* WHAT IS BEING ASKED *
Every line of the data below must be output exactly, with images left out.

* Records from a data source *
####

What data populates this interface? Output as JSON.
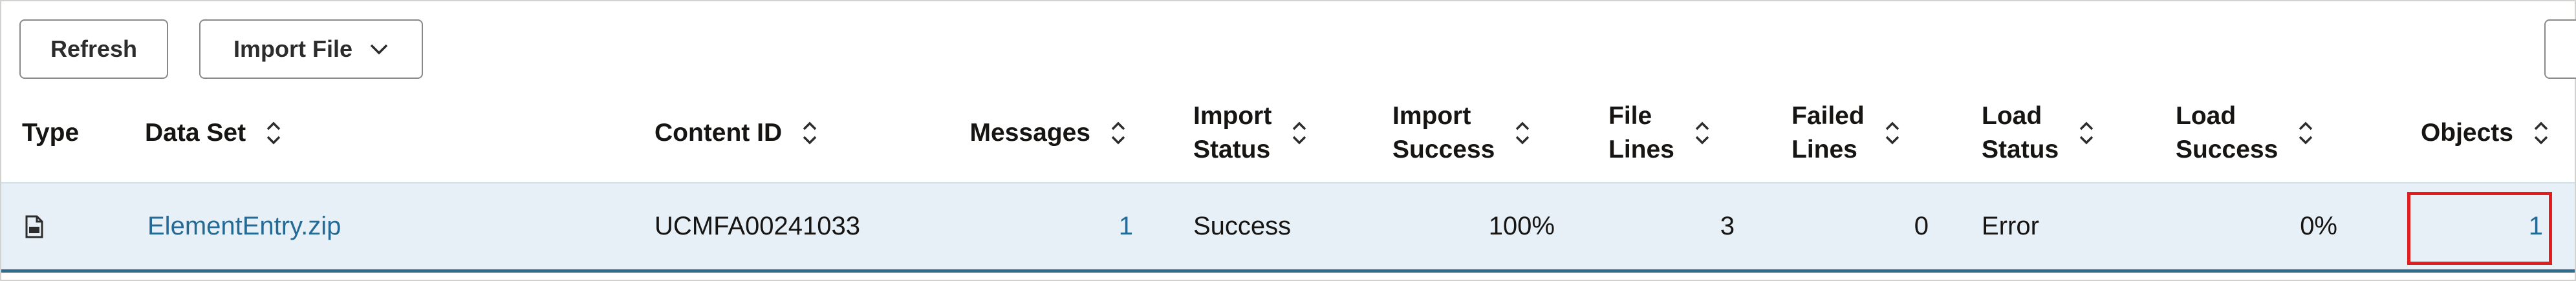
{
  "toolbar": {
    "refresh_label": "Refresh",
    "import_label": "Import File"
  },
  "table": {
    "columns": [
      {
        "key": "type",
        "line1": "Type",
        "line2": "",
        "sortable": false
      },
      {
        "key": "data_set",
        "line1": "Data Set",
        "line2": "",
        "sortable": true
      },
      {
        "key": "content_id",
        "line1": "Content ID",
        "line2": "",
        "sortable": true
      },
      {
        "key": "messages",
        "line1": "Messages",
        "line2": "",
        "sortable": true
      },
      {
        "key": "import_status",
        "line1": "Import",
        "line2": "Status",
        "sortable": true
      },
      {
        "key": "import_success",
        "line1": "Import",
        "line2": "Success",
        "sortable": true
      },
      {
        "key": "file_lines",
        "line1": "File",
        "line2": "Lines",
        "sortable": true
      },
      {
        "key": "failed_lines",
        "line1": "Failed",
        "line2": "Lines",
        "sortable": true
      },
      {
        "key": "load_status",
        "line1": "Load",
        "line2": "Status",
        "sortable": true
      },
      {
        "key": "load_success",
        "line1": "Load",
        "line2": "Success",
        "sortable": true
      },
      {
        "key": "objects",
        "line1": "Objects",
        "line2": "",
        "sortable": true
      }
    ],
    "rows": [
      {
        "type_icon": "zip-file-icon",
        "data_set": "ElementEntry.zip",
        "content_id": "UCMFA00241033",
        "messages": "1",
        "import_status": "Success",
        "import_success": "100%",
        "file_lines": "3",
        "failed_lines": "0",
        "load_status": "Error",
        "load_success": "0%",
        "objects": "1"
      }
    ]
  },
  "colors": {
    "link": "#256a95",
    "row_background": "#e6f0f6",
    "row_border": "#2c6b8e",
    "highlight": "#e01e1e"
  }
}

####

* SOLVED EXERCISE *
What data populates this interface? Output as JSON.
{
  "toolbar": {
    "refresh_label": "Refresh",
    "import_label": "Import File"
  },
  "table": {
    "columns": [
      {
        "key": "type",
        "line1": "Type",
        "line2": "",
        "sortable": false
      },
      {
        "key": "data_set",
        "line1": "Data Set",
        "line2": "",
        "sortable": true
      },
      {
        "key": "content_id",
        "line1": "Content ID",
        "line2": "",
        "sortable": true
      },
      {
        "key": "messages",
        "line1": "Messages",
        "line2": "",
        "sortable": true
      },
      {
        "key": "import_status",
        "line1": "Import",
        "line2": "Status",
        "sortable": true
      },
      {
        "key": "import_success",
        "line1": "Import",
        "line2": "Success",
        "sortable": true
      },
      {
        "key": "file_lines",
        "line1": "File",
        "line2": "Lines",
        "sortable": true
      },
      {
        "key": "failed_lines",
        "line1": "Failed",
        "line2": "Lines",
        "sortable": true
      },
      {
        "key": "load_status",
        "line1": "Load",
        "line2": "Status",
        "sortable": true
      },
      {
        "key": "load_success",
        "line1": "Load",
        "line2": "Success",
        "sortable": true
      },
      {
        "key": "objects",
        "line1": "Objects",
        "line2": "",
        "sortable": true
      }
    ],
    "rows": [
      {
        "type_icon": "zip-file-icon",
        "data_set": "ElementEntry.zip",
        "content_id": "UCMFA00241033",
        "messages": "1",
        "import_status": "Success",
        "import_success": "100%",
        "file_lines": "3",
        "failed_lines": "0",
        "load_status": "Error",
        "load_success": "0%",
        "objects": "1"
      }
    ]
  },
  "colors": {
    "link": "#256a95",
    "row_background": "#e6f0f6",
    "row_border": "#2c6b8e",
    "highlight": "#e01e1e"
  }
}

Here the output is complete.